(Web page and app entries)
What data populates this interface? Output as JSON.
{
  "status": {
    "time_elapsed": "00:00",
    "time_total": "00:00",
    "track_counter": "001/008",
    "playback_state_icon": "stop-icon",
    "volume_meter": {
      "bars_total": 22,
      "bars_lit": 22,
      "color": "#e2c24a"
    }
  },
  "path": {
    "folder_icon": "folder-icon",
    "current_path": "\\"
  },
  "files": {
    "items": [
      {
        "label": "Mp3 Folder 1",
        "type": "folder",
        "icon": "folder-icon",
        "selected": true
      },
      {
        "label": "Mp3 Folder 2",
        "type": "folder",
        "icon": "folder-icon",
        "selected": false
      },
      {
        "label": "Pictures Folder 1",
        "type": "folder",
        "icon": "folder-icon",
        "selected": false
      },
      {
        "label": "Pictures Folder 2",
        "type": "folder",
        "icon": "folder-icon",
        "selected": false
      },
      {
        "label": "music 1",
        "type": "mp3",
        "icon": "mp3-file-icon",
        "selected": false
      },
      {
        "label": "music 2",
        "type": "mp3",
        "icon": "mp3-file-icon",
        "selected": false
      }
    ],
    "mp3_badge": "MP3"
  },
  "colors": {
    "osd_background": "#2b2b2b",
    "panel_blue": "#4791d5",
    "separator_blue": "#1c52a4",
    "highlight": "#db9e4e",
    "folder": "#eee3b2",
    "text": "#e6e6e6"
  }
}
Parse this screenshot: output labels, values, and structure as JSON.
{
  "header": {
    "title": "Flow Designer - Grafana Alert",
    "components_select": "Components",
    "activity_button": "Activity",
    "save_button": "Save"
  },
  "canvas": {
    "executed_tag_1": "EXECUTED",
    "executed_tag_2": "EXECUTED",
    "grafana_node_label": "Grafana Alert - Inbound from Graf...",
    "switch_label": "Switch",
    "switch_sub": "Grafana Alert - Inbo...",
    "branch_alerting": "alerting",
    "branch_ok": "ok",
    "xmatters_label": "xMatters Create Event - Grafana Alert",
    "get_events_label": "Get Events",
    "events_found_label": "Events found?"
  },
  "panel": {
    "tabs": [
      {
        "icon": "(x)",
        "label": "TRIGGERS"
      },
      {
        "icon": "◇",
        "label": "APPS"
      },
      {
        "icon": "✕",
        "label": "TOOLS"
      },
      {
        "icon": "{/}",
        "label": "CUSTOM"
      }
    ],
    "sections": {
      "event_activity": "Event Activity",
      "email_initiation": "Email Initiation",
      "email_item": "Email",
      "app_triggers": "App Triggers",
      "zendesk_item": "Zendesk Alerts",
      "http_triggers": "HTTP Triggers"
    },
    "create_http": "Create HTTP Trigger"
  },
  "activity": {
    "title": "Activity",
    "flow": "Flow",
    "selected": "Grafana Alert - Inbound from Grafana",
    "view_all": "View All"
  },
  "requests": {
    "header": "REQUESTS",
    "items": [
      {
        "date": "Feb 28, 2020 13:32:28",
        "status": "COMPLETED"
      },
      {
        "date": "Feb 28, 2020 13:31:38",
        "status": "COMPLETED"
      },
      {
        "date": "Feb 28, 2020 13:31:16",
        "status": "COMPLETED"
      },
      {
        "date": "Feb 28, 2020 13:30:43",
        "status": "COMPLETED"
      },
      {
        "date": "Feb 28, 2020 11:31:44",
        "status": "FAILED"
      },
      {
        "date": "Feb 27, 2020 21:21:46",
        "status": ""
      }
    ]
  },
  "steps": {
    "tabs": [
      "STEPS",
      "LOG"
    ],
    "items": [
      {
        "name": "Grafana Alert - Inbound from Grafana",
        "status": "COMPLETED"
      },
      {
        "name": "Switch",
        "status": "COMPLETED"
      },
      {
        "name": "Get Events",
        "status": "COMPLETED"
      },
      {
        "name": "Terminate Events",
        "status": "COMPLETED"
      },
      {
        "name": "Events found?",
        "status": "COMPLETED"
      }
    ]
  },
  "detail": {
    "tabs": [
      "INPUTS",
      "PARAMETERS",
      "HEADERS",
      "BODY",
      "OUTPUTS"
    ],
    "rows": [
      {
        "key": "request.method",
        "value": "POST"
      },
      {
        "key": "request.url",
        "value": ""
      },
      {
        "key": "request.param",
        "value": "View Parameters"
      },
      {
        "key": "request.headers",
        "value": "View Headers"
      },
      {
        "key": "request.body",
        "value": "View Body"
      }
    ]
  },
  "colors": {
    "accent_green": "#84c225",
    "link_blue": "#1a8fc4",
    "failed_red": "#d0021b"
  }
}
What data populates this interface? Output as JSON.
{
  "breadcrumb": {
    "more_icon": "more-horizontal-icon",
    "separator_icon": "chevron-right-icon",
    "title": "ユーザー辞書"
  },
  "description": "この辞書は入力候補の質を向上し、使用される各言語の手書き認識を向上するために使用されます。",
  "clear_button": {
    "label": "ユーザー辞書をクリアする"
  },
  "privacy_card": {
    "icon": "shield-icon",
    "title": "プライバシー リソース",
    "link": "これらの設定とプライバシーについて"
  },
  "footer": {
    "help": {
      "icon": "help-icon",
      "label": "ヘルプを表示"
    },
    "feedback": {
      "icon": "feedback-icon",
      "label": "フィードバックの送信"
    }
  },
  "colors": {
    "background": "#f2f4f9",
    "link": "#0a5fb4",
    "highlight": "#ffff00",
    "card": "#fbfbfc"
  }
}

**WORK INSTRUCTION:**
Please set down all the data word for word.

**RESULT FOR THIS TASK:**
What data populates this interface? Output as JSON.
{
  "status": {
    "time_elapsed": "00:00",
    "time_total": "00:00",
    "track_counter": "001/008",
    "playback_state_icon": "stop-icon",
    "volume_meter": {
      "bars_total": 22,
      "bars_lit": 22,
      "color": "#e2c24a"
    }
  },
  "path": {
    "folder_icon": "folder-icon",
    "current_path": "\\"
  },
  "files": {
    "items": [
      {
        "label": "Mp3 Folder 1",
        "type": "folder",
        "icon": "folder-icon",
        "selected": true
      },
      {
        "label": "Mp3 Folder 2",
        "type": "folder",
        "icon": "folder-icon",
        "selected": false
      },
      {
        "label": "Pictures Folder 1",
        "type": "folder",
        "icon": "folder-icon",
        "selected": false
      },
      {
        "label": "Pictures Folder 2",
        "type": "folder",
        "icon": "folder-icon",
        "selected": false
      },
      {
        "label": "music 1",
        "type": "mp3",
        "icon": "mp3-file-icon",
        "selected": false
      },
      {
        "label": "music 2",
        "type": "mp3",
        "icon": "mp3-file-icon",
        "selected": false
      }
    ],
    "mp3_badge": "MP3"
  },
  "colors": {
    "osd_background": "#2b2b2b",
    "panel_blue": "#4791d5",
    "separator_blue": "#1c52a4",
    "highlight": "#db9e4e",
    "folder": "#eee3b2",
    "text": "#e6e6e6"
  }
}
Parse this screenshot: output labels, values, and structure as JSON.
{
  "header": {
    "title": "Flow Designer - Grafana Alert",
    "components_select": "Components",
    "activity_button": "Activity",
    "save_button": "Save"
  },
  "canvas": {
    "executed_tag_1": "EXECUTED",
    "executed_tag_2": "EXECUTED",
    "grafana_node_label": "Grafana Alert - Inbound from Graf...",
    "switch_label": "Switch",
    "switch_sub": "Grafana Alert - Inbo...",
    "branch_alerting": "alerting",
    "branch_ok": "ok",
    "xmatters_label": "xMatters Create Event - Grafana Alert",
    "get_events_label": "Get Events",
    "events_found_label": "Events found?"
  },
  "panel": {
    "tabs": [
      {
        "icon": "(x)",
        "label": "TRIGGERS"
      },
      {
        "icon": "◇",
        "label": "APPS"
      },
      {
        "icon": "✕",
        "label": "TOOLS"
      },
      {
        "icon": "{/}",
        "label": "CUSTOM"
      }
    ],
    "sections": {
      "event_activity": "Event Activity",
      "email_initiation": "Email Initiation",
      "email_item": "Email",
      "app_triggers": "App Triggers",
      "zendesk_item": "Zendesk Alerts",
      "http_triggers": "HTTP Triggers"
    },
    "create_http": "Create HTTP Trigger"
  },
  "activity": {
    "title": "Activity",
    "flow": "Flow",
    "selected": "Grafana Alert - Inbound from Grafana",
    "view_all": "View All"
  },
  "requests": {
    "header": "REQUESTS",
    "items": [
      {
        "date": "Feb 28, 2020 13:32:28",
        "status": "COMPLETED"
      },
      {
        "date": "Feb 28, 2020 13:31:38",
        "status": "COMPLETED"
      },
      {
        "date": "Feb 28, 2020 13:31:16",
        "status": "COMPLETED"
      },
      {
        "date": "Feb 28, 2020 13:30:43",
        "status": "COMPLETED"
      },
      {
        "date": "Feb 28, 2020 11:31:44",
        "status": "FAILED"
      },
      {
        "date": "Feb 27, 2020 21:21:46",
        "status": ""
      }
    ]
  },
  "steps": {
    "tabs": [
      "STEPS",
      "LOG"
    ],
    "items": [
      {
        "name": "Grafana Alert - Inbound from Grafana",
        "status": "COMPLETED"
      },
      {
        "name": "Switch",
        "status": "COMPLETED"
      },
      {
        "name": "Get Events",
        "status": "COMPLETED"
      },
      {
        "name": "Terminate Events",
        "status": "COMPLETED"
      },
      {
        "name": "Events found?",
        "status": "COMPLETED"
      }
    ]
  },
  "detail": {
    "tabs": [
      "INPUTS",
      "PARAMETERS",
      "HEADERS",
      "BODY",
      "OUTPUTS"
    ],
    "rows": [
      {
        "key": "request.method",
        "value": "POST"
      },
      {
        "key": "request.url",
        "value": ""
      },
      {
        "key": "request.param",
        "value": "View Parameters"
      },
      {
        "key": "request.headers",
        "value": "View Headers"
      },
      {
        "key": "request.body",
        "value": "View Body"
      }
    ]
  },
  "colors": {
    "accent_green": "#84c225",
    "link_blue": "#1a8fc4",
    "failed_red": "#d0021b"
  }
}
What data populates this interface? Output as JSON.
{
  "breadcrumb": {
    "more_icon": "more-horizontal-icon",
    "separator_icon": "chevron-right-icon",
    "title": "ユーザー辞書"
  },
  "description": "この辞書は入力候補の質を向上し、使用される各言語の手書き認識を向上するために使用されます。",
  "clear_button": {
    "label": "ユーザー辞書をクリアする"
  },
  "privacy_card": {
    "icon": "shield-icon",
    "title": "プライバシー リソース",
    "link": "これらの設定とプライバシーについて"
  },
  "footer": {
    "help": {
      "icon": "help-icon",
      "label": "ヘルプを表示"
    },
    "feedback": {
      "icon": "feedback-icon",
      "label": "フィードバックの送信"
    }
  },
  "colors": {
    "background": "#f2f4f9",
    "link": "#0a5fb4",
    "highlight": "#ffff00",
    "card": "#fbfbfc"
  }
}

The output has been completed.